Severe anaphylaxis accounted for 22% of anaphylaxis cases requiring ED visits, hospitalizations
Almost one-quarter of ED visits or hospitalizations for anaphylaxis involved severe anaphylaxis, while preventive care the year before the event lowered that risk, according to recent study results.
Researchers used an expanded ICD-9-CM diagnosis algorithm to identify 11,927 patients (median age, 45 years; 58% female) from two databases who had an ED visit or hospitalization for anaphylaxis between 2002 and 2008. The patients had continuous medical and prescription coverage for at least 1 year before and after the event. Reaction requiring hospital admission was used to define severe anaphylaxis.
Twenty-two percent of patients had severe anaphylaxis, which was associated with older age and higher comorbidity burden, according to unadjusted analysis.
“These patients were also less likely to have filled an epinephrine autoinjector (EAI) prescription or visited an allergist/immunologist, but more likely to have had an ED visit/hospitalization (any cause),” the researchers wrote.
Reduced risk for severe anaphylaxis was associated with filling an EAI prescription (OR=0.64; 95% CI, 0.53-0.78) or visiting an allergist/immunologist (OR=0.78; 95% CI, 0.63-0.95) before the ED visit or hospitalization, while higher risk for severe anaphylaxis was associated with any previous ED visit (OR=1.18; 95% CI, 01.07-1.3) or hospitalization (OR=1.55; 95% CI, 1.36-1.75), according to multivariable analysis.
“Preventive anaphylaxis care in the year before the index event was associated with a significantly lower risk of severe anaphylactic reaction,” the researchers concluded. “These retrospective data support the benefits of preventive anaphylaxis in real-world practice.”

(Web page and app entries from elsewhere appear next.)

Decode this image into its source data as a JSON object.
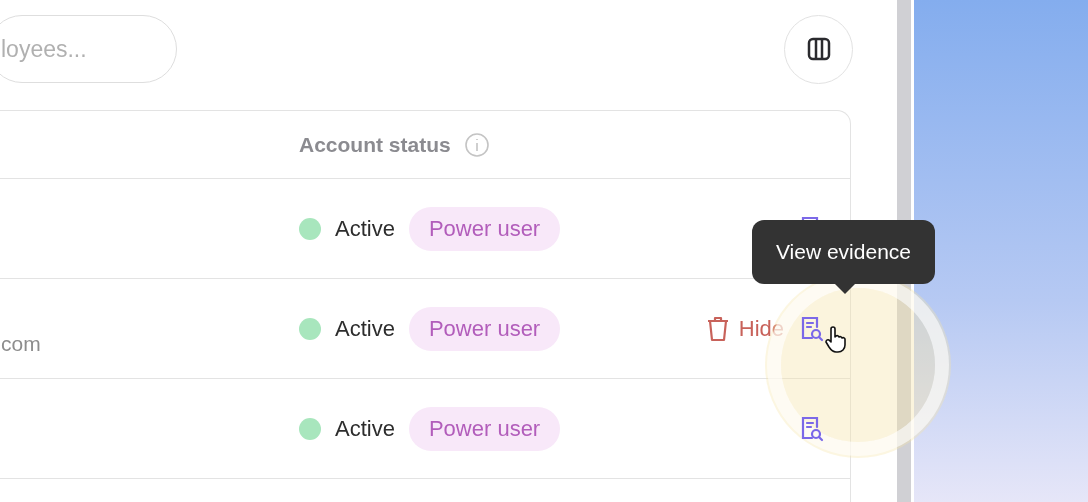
{
  "search": {
    "placeholder": "loyees..."
  },
  "table": {
    "columns": [
      {
        "label": "Account status"
      }
    ],
    "rows": [
      {
        "status": "Active",
        "color": "#a8e6bd",
        "role": "Power user"
      },
      {
        "email": "com",
        "status": "Active",
        "color": "#a8e6bd",
        "role": "Power user",
        "hide_label": "Hide",
        "hovered": true,
        "tooltip": "View evidence"
      },
      {
        "status": "Active",
        "color": "#a8e6bd",
        "role": "Power user"
      }
    ]
  }
}
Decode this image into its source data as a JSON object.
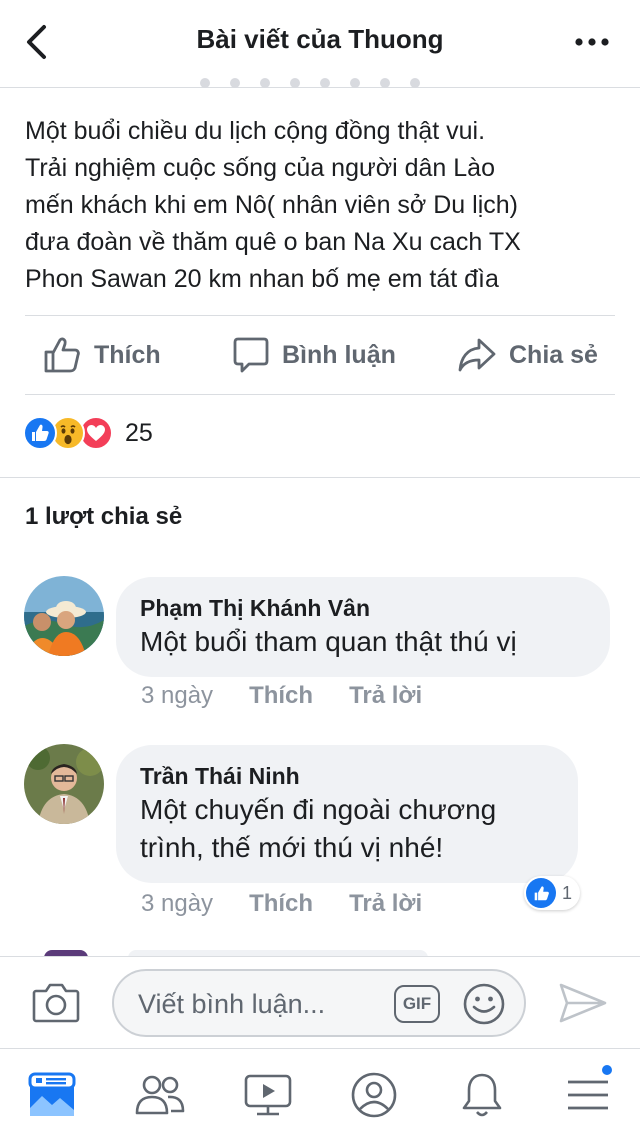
{
  "header": {
    "title": "Bài viết của Thuong",
    "back_icon": "chevron-left-icon",
    "more_icon": "more-horizontal-icon"
  },
  "post": {
    "text_lines": [
      "Một buổi chiều du lịch cộng đồng thật vui.",
      "Trải nghiệm cuộc sống của người dân Lào",
      "mến khách khi em Nô( nhân viên sở Du lịch)",
      "đưa đoàn về thăm quê o ban Na Xu  cach TX",
      "Phon Sawan 20 km nhan bố mẹ em tát đìa"
    ]
  },
  "actions": {
    "like_label": "Thích",
    "comment_label": "Bình luận",
    "share_label": "Chia sẻ"
  },
  "reactions": {
    "count": "25",
    "types": [
      "like",
      "wow",
      "love"
    ]
  },
  "shares": {
    "label": "1 lượt chia sẻ"
  },
  "comments": [
    {
      "name": "Phạm Thị Khánh Vân",
      "text": "Một buổi tham quan thật thú vị",
      "time": "3 ngày",
      "like_label": "Thích",
      "reply_label": "Trả lời"
    },
    {
      "name": "Trần Thái Ninh",
      "text_lines": [
        "Một chuyến đi ngoài chương",
        "trình, thế mới thú vị nhé!"
      ],
      "time": "3 ngày",
      "like_label": "Thích",
      "reply_label": "Trả lời",
      "like_count": "1"
    }
  ],
  "composer": {
    "placeholder": "Viết bình luận...",
    "gif_label": "GIF"
  },
  "tabbar": {
    "items": [
      "news-feed",
      "friends",
      "watch",
      "profile",
      "notifications",
      "menu"
    ]
  },
  "colors": {
    "accent": "#1877f2",
    "love": "#f33e58",
    "wow": "#f7b928",
    "text_secondary": "#606770"
  }
}
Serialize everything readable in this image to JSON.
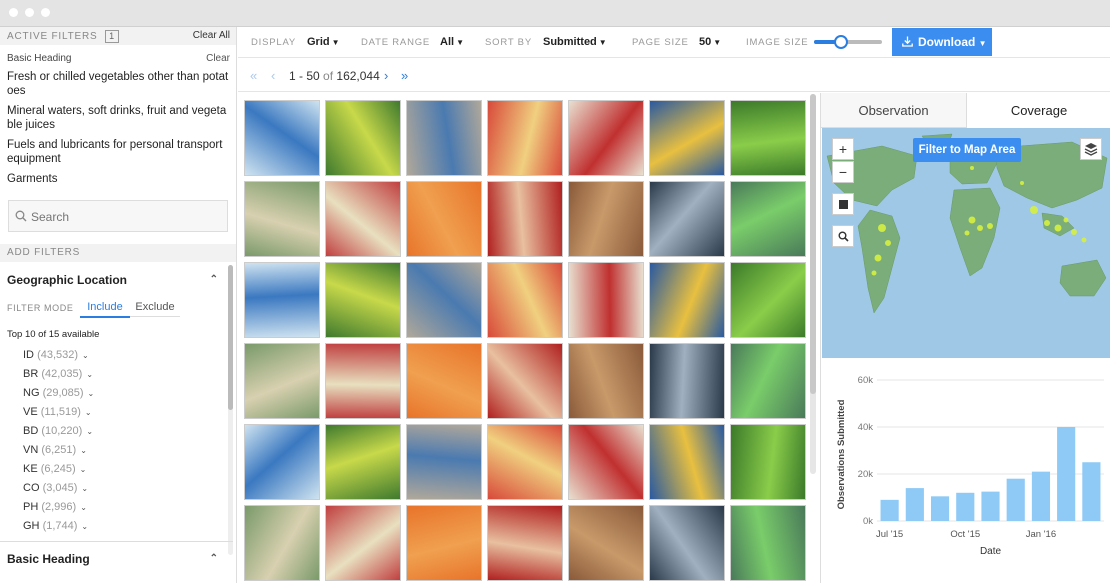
{
  "active_filters": {
    "title": "ACTIVE FILTERS",
    "count": "1",
    "clear_all": "Clear All",
    "group_title": "Basic Heading",
    "group_clear": "Clear",
    "items": [
      "Fresh or chilled vegetables other than potatoes",
      "Mineral waters, soft drinks, fruit and vegetable juices",
      "Fuels and lubricants for personal transport equipment",
      "Garments"
    ]
  },
  "search": {
    "placeholder": "Search"
  },
  "add_filters": {
    "title": "ADD FILTERS",
    "geo_title": "Geographic Location",
    "filter_mode_label": "FILTER MODE",
    "include_label": "Include",
    "exclude_label": "Exclude",
    "top_label": "Top 10 of 15 available",
    "countries": [
      {
        "code": "ID",
        "count": "(43,532)"
      },
      {
        "code": "BR",
        "count": "(42,035)"
      },
      {
        "code": "NG",
        "count": "(29,085)"
      },
      {
        "code": "VE",
        "count": "(11,519)"
      },
      {
        "code": "BD",
        "count": "(10,220)"
      },
      {
        "code": "VN",
        "count": "(6,251)"
      },
      {
        "code": "KE",
        "count": "(6,245)"
      },
      {
        "code": "CO",
        "count": "(3,045)"
      },
      {
        "code": "PH",
        "count": "(2,996)"
      },
      {
        "code": "GH",
        "count": "(1,744)"
      }
    ],
    "basic_heading_title": "Basic Heading"
  },
  "toolbar": {
    "display_label": "DISPLAY",
    "display_value": "Grid",
    "date_range_label": "DATE RANGE",
    "date_range_value": "All",
    "sort_by_label": "SORT BY",
    "sort_by_value": "Submitted",
    "page_size_label": "PAGE SIZE",
    "page_size_value": "50",
    "image_size_label": "IMAGE SIZE",
    "image_size_level": 0.4,
    "download_label": "Download"
  },
  "pagination": {
    "range": "1 - 50",
    "of": "of",
    "total": "162,044"
  },
  "grid_images": [
    "bottled-water",
    "cucumbers",
    "shop-front",
    "juice-boxes",
    "juice-shelf",
    "bottle-display",
    "cucumbers-crate",
    "building",
    "cafe-sign",
    "carrots",
    "coca-cola-bottles",
    "onions",
    "fuel-pumps",
    "cucumbers-pile",
    "fuel-pump-screen",
    "fuel-dispenser",
    "soft-drink-cans",
    "water-bottles",
    "water-shelf",
    "water-packs",
    "garment",
    "juice-cartons",
    "jeans-rack",
    "jeans",
    "jeans-hanging",
    "jacket",
    "bag",
    "cucumbers-market",
    "black-shirt",
    "coca-cola-can",
    "carrots-crate",
    "street",
    "top-up-sign",
    "onions-crate",
    "tomatoes",
    "potatoes",
    "onions-pile",
    "cucumbers-bags",
    "beans",
    "pepsi-bottle",
    "pepsi-cans",
    "water-bottles-shelf"
  ],
  "right_panel": {
    "tab_observation": "Observation",
    "tab_coverage": "Coverage",
    "map_filter_label": "Filter to Map Area",
    "map_zoom_in": "+",
    "map_zoom_out": "−"
  },
  "colors": {
    "accent": "#3b8ef0",
    "bar": "#8ecaf5"
  },
  "chart_data": {
    "type": "bar",
    "xlabel": "Date",
    "ylabel": "Observations Submitted",
    "ylim": [
      0,
      60000
    ],
    "yticks": [
      "0k",
      "20k",
      "40k",
      "60k"
    ],
    "xtick_labels": [
      "Jul '15",
      "Oct '15",
      "Jan '16"
    ],
    "xtick_index": [
      0,
      3,
      6
    ],
    "values": [
      9000,
      14000,
      10500,
      12000,
      12500,
      18000,
      21000,
      40000,
      25000
    ]
  }
}
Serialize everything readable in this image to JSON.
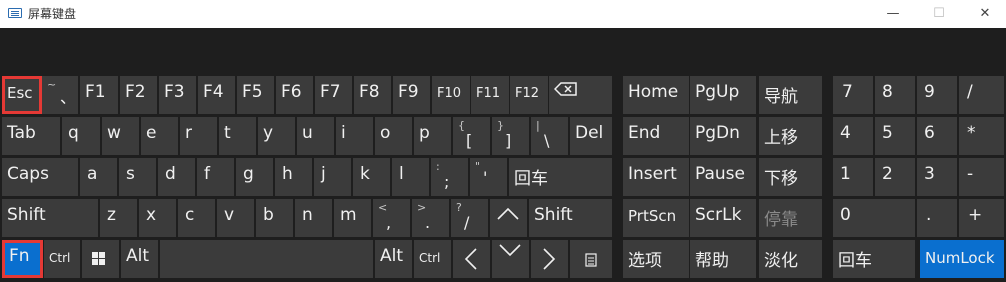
{
  "window": {
    "title": "屏幕键盘",
    "minimize": "—",
    "maximize": "☐",
    "close": "✕"
  },
  "keys": {
    "esc": "Esc",
    "tilde": "~",
    "backtick": "、",
    "f1": "F1",
    "f2": "F2",
    "f3": "F3",
    "f4": "F4",
    "f5": "F5",
    "f6": "F6",
    "f7": "F7",
    "f8": "F8",
    "f9": "F9",
    "f10": "F10",
    "f11": "F11",
    "f12": "F12",
    "home": "Home",
    "pgup": "PgUp",
    "nav": "导航",
    "tab": "Tab",
    "q": "q",
    "w": "w",
    "e": "e",
    "r": "r",
    "t": "t",
    "y": "y",
    "u": "u",
    "i": "i",
    "o": "o",
    "p": "p",
    "lbrace": "{",
    "lbracket": "[",
    "rbrace": "}",
    "rbracket": "]",
    "pipe": "|",
    "backslash": "\\",
    "del": "Del",
    "end": "End",
    "pgdn": "PgDn",
    "moveup": "上移",
    "caps": "Caps",
    "a": "a",
    "s": "s",
    "d": "d",
    "f": "f",
    "g": "g",
    "h": "h",
    "j": "j",
    "k": "k",
    "l": "l",
    "colon": ":",
    "semicolon": ";",
    "quote": "\"",
    "apostrophe": "'",
    "enter": "回车",
    "insert": "Insert",
    "pause": "Pause",
    "movedown": "下移",
    "shift": "Shift",
    "z": "z",
    "x": "x",
    "c": "c",
    "v": "v",
    "b": "b",
    "n": "n",
    "m": "m",
    "lt": "<",
    "comma": ",",
    "gt": ">",
    "period": ".",
    "question": "?",
    "slash": "/",
    "prtscn": "PrtScn",
    "scrlk": "ScrLk",
    "dock": "停靠",
    "fn": "Fn",
    "ctrl": "Ctrl",
    "alt": "Alt",
    "options": "选项",
    "help": "帮助",
    "fade": "淡化",
    "num7": "7",
    "num8": "8",
    "num9": "9",
    "numdiv": "/",
    "num4": "4",
    "num5": "5",
    "num6": "6",
    "nummul": "*",
    "num1": "1",
    "num2": "2",
    "num3": "3",
    "numsub": "-",
    "num0": "0",
    "numdot": ".",
    "numadd": "+",
    "numenter": "回车",
    "numlock": "NumLock"
  },
  "highlighted_keys": [
    "Esc",
    "Fn"
  ],
  "active_keys": [
    "Fn",
    "NumLock"
  ],
  "colors": {
    "background": "#1e1e1e",
    "key": "#3b3b3b",
    "active": "#0a6fcf",
    "highlight": "#e53935",
    "titlebar": "#ffffff"
  },
  "icons": {
    "backspace": "backspace-icon",
    "windows": "windows-logo-icon",
    "menu": "context-menu-icon",
    "arrows": [
      "left-arrow-icon",
      "right-arrow-icon",
      "up-arrow-icon",
      "down-arrow-icon"
    ]
  }
}
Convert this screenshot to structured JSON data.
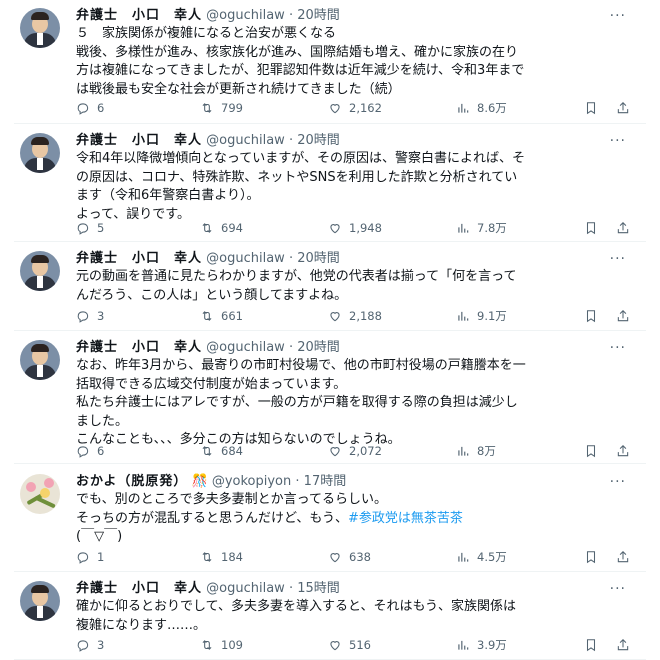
{
  "tweets": [
    {
      "name": "弁護士　小口　幸人",
      "handle": "@oguchilaw",
      "time": "20時間",
      "lines": [
        "５　家族関係が複雑になると治安が悪くなる",
        "戦後、多様性が進み、核家族化が進み、国際結婚も増え、確かに家族の在り",
        "方は複雑になってきましたが、犯罪認知件数は近年減少を続け、令和3年まで",
        "は戦後最も安全な社会が更新され続けてきました（続）"
      ],
      "replies": "6",
      "retweets": "799",
      "likes": "2,162",
      "views": "8.6万"
    },
    {
      "name": "弁護士　小口　幸人",
      "handle": "@oguchilaw",
      "time": "20時間",
      "lines": [
        "令和4年以降微増傾向となっていますが、その原因は、警察白書によれば、そ",
        "の原因は、コロナ、特殊詐欺、ネットやSNSを利用した詐欺と分析されてい",
        "ます（令和6年警察白書より）。",
        "よって、誤りです。"
      ],
      "replies": "5",
      "retweets": "694",
      "likes": "1,948",
      "views": "7.8万"
    },
    {
      "name": "弁護士　小口　幸人",
      "handle": "@oguchilaw",
      "time": "20時間",
      "lines": [
        "元の動画を普通に見たらわかりますが、他党の代表者は揃って「何を言って",
        "んだろう、この人は」という顔してますよね。"
      ],
      "replies": "3",
      "retweets": "661",
      "likes": "2,188",
      "views": "9.1万"
    },
    {
      "name": "弁護士　小口　幸人",
      "handle": "@oguchilaw",
      "time": "20時間",
      "lines": [
        "なお、昨年3月から、最寄りの市町村役場で、他の市町村役場の戸籍謄本を一",
        "括取得できる広域交付制度が始まっています。",
        "私たち弁護士にはアレですが、一般の方が戸籍を取得する際の負担は減少し",
        "ました。",
        "こんなことも、、、多分この方は知らないのでしょうね。"
      ],
      "replies": "6",
      "retweets": "684",
      "likes": "2,072",
      "views": "8万"
    },
    {
      "name": "おかよ（脱原発）",
      "emoji": "🎊",
      "handle": "@yokopiyon",
      "time": "17時間",
      "lines": [
        "でも、別のところで多夫多妻制とか言ってるらしい。",
        "そっちの方が混乱すると思うんだけど、もう、",
        "(￣▽￣)"
      ],
      "hashtag": "#参政党は無茶苦茶",
      "replies": "1",
      "retweets": "184",
      "likes": "638",
      "views": "4.5万"
    },
    {
      "name": "弁護士　小口　幸人",
      "handle": "@oguchilaw",
      "time": "15時間",
      "lines": [
        "確かに仰るとおりでして、多夫多妻を導入すると、それはもう、家族関係は",
        "複雑になります……。"
      ],
      "replies": "3",
      "retweets": "109",
      "likes": "516",
      "views": "3.9万"
    }
  ],
  "separator": "·",
  "more_label": "···",
  "colors": {
    "text": "#0f1419",
    "muted": "#536471",
    "link": "#1d9bf0",
    "divider": "#eff3f4"
  },
  "icons": [
    "reply-icon",
    "retweet-icon",
    "like-icon",
    "views-icon",
    "bookmark-icon",
    "share-icon"
  ]
}
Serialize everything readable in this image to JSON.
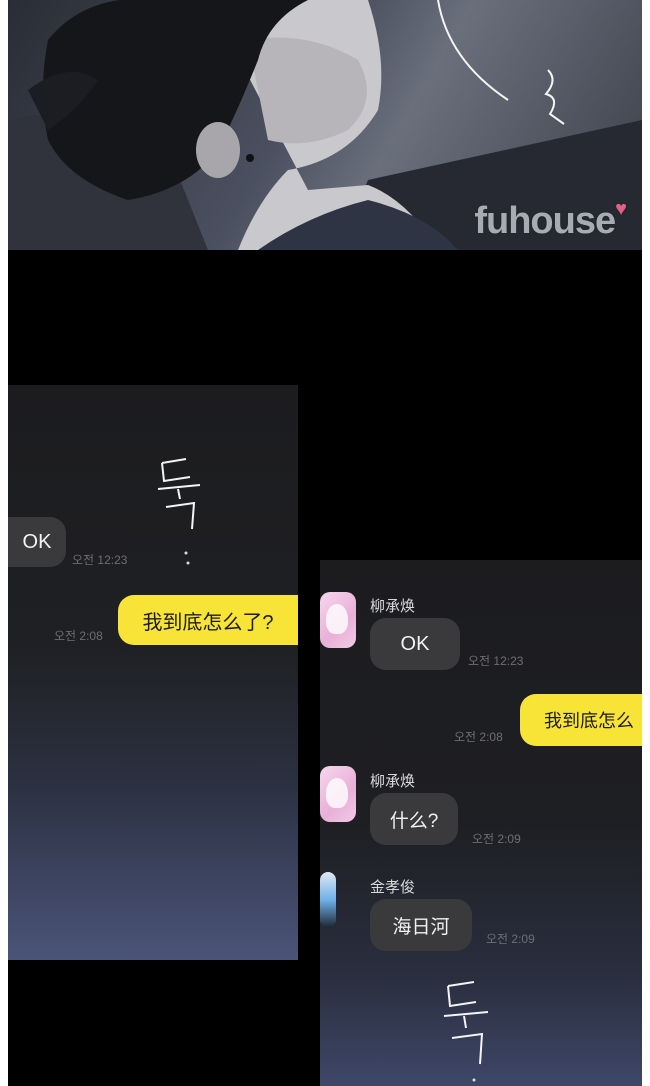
{
  "watermark": {
    "text": "fuhouse"
  },
  "left_chat": {
    "received": {
      "text": "OK",
      "time": "오전 12:23"
    },
    "sent": {
      "text": "我到底怎么了?",
      "time": "오전 2:08"
    }
  },
  "right_chat": {
    "messages": [
      {
        "sender": "柳承焕",
        "text": "OK",
        "time": "오전 12:23"
      },
      {
        "text": "我到底怎么",
        "time": "오전 2:08"
      },
      {
        "sender": "柳承焕",
        "text": "什么?",
        "time": "오전 2:09"
      },
      {
        "sender": "金孝俊",
        "text": "海日河",
        "time": "오전 2:09"
      }
    ]
  },
  "colors": {
    "sent_bubble": "#f7e436",
    "received_bubble": "#3a3a3d",
    "background": "#000000",
    "watermark_heart": "#e0608a"
  }
}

Disclosure: See the study for a full list of relevant financial disclosures.